(Web page and app entries)
· · ·
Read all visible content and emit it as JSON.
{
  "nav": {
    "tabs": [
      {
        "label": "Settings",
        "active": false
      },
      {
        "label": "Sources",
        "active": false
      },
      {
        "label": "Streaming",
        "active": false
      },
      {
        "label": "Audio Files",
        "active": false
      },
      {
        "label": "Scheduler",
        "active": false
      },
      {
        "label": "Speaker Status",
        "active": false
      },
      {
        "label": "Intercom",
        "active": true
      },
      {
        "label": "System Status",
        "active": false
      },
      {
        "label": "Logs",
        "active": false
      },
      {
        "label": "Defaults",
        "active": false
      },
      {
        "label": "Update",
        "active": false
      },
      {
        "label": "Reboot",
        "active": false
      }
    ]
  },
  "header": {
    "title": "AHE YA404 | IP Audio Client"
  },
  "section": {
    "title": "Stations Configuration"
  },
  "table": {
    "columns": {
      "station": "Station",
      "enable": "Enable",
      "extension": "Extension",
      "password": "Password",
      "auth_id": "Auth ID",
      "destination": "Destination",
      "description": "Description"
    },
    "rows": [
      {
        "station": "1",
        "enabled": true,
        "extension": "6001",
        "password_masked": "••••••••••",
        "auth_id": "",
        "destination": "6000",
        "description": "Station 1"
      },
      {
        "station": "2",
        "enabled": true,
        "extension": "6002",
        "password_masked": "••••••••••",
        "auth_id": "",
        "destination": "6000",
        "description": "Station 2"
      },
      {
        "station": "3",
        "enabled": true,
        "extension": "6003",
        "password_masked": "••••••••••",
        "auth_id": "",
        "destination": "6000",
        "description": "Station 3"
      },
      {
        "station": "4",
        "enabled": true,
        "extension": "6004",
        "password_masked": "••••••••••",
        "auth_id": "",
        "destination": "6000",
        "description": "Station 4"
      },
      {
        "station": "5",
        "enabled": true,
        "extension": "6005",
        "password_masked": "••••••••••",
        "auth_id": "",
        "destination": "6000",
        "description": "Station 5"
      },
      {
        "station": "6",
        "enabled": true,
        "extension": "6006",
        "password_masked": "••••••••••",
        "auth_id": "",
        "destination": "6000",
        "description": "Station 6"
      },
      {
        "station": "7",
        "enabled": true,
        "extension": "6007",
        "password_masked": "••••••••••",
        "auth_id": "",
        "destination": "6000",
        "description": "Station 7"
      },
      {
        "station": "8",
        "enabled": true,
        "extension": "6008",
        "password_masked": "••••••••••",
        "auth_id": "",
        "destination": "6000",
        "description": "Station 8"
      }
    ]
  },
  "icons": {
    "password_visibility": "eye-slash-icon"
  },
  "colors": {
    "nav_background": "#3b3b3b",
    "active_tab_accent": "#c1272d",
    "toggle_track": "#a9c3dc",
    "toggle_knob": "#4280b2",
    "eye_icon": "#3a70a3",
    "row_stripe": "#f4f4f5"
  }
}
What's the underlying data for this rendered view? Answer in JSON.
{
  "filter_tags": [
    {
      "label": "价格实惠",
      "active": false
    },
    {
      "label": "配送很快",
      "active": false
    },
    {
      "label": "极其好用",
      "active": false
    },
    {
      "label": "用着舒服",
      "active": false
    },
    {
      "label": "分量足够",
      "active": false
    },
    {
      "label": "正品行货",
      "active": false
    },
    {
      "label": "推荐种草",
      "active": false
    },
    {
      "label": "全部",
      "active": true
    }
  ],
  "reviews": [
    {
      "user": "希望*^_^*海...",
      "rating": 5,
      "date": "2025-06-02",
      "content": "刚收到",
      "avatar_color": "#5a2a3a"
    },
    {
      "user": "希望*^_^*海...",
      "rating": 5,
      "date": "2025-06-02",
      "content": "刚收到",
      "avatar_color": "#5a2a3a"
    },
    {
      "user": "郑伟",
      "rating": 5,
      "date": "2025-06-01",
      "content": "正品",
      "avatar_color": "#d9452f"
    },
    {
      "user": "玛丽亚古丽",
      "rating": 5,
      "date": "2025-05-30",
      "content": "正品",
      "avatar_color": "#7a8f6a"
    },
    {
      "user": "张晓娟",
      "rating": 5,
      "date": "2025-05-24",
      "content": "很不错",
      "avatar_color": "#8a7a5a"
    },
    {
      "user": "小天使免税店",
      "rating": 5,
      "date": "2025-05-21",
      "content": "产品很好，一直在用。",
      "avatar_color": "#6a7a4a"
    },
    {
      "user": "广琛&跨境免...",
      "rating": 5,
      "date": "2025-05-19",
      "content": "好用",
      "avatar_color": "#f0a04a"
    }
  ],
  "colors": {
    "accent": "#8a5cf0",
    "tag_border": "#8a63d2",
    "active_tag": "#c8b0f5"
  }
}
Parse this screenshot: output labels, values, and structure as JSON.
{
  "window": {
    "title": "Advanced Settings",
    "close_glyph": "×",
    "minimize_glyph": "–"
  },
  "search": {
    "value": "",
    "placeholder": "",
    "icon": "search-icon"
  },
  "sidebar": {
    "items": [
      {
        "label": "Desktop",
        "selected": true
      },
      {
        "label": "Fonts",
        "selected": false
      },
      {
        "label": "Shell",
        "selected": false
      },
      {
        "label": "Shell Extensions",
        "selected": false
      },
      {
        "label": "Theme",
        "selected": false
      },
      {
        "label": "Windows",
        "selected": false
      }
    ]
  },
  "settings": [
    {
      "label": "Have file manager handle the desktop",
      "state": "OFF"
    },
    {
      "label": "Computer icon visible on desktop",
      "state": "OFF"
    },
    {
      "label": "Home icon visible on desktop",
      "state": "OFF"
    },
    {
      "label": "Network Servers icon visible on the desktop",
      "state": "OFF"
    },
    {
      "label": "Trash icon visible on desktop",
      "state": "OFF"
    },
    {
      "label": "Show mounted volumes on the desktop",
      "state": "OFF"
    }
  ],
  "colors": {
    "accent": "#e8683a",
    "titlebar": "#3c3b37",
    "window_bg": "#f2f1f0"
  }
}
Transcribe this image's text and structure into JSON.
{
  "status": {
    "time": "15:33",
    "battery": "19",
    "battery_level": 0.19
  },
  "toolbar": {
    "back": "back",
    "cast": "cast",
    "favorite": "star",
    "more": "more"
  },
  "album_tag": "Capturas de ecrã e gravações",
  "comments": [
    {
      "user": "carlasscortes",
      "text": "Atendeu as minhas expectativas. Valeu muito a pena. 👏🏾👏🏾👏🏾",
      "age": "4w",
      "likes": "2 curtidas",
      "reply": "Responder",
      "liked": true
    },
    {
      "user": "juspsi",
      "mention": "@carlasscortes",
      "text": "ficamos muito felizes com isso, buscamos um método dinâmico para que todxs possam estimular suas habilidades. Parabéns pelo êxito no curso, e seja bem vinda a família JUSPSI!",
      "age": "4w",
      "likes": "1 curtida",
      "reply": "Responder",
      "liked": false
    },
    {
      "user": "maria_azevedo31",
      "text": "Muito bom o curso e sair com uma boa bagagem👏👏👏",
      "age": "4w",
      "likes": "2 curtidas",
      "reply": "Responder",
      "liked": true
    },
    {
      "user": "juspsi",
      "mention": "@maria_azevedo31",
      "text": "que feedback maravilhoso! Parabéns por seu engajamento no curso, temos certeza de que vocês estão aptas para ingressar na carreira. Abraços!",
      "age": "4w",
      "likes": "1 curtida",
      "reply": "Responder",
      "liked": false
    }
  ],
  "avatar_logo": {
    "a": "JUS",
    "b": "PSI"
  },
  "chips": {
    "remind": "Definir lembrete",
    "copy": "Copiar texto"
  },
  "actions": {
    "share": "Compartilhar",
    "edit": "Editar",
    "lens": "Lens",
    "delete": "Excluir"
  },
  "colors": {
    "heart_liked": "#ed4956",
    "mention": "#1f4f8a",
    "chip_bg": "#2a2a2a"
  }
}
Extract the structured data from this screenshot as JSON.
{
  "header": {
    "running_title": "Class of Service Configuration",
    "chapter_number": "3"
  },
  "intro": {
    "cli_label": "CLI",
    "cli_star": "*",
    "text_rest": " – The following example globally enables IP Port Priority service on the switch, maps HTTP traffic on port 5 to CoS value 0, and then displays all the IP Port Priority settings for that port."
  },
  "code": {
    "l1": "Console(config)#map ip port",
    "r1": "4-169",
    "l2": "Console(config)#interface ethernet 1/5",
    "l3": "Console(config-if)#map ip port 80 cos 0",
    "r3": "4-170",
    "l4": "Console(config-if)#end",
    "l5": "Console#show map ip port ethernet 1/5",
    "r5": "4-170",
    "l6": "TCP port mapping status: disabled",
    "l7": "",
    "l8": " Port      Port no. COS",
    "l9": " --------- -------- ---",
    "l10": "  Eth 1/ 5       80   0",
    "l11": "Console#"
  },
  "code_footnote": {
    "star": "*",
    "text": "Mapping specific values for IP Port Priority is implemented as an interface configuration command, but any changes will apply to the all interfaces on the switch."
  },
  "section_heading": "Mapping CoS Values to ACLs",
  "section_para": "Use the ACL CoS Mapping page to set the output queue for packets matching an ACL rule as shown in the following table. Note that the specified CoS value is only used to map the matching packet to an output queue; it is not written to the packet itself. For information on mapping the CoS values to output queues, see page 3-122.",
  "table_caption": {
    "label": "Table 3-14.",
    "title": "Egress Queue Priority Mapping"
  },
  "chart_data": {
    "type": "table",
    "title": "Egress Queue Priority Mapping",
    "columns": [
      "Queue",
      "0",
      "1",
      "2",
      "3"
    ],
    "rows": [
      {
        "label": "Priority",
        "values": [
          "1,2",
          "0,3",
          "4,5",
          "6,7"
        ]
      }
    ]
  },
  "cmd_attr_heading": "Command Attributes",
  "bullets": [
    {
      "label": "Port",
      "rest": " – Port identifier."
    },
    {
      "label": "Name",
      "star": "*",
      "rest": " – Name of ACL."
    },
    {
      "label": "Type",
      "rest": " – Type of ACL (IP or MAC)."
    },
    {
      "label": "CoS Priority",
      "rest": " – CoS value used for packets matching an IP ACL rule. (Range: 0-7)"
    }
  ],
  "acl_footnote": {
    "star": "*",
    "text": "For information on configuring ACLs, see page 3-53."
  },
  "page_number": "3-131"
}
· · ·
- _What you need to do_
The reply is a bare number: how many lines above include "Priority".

- _Your solution_
6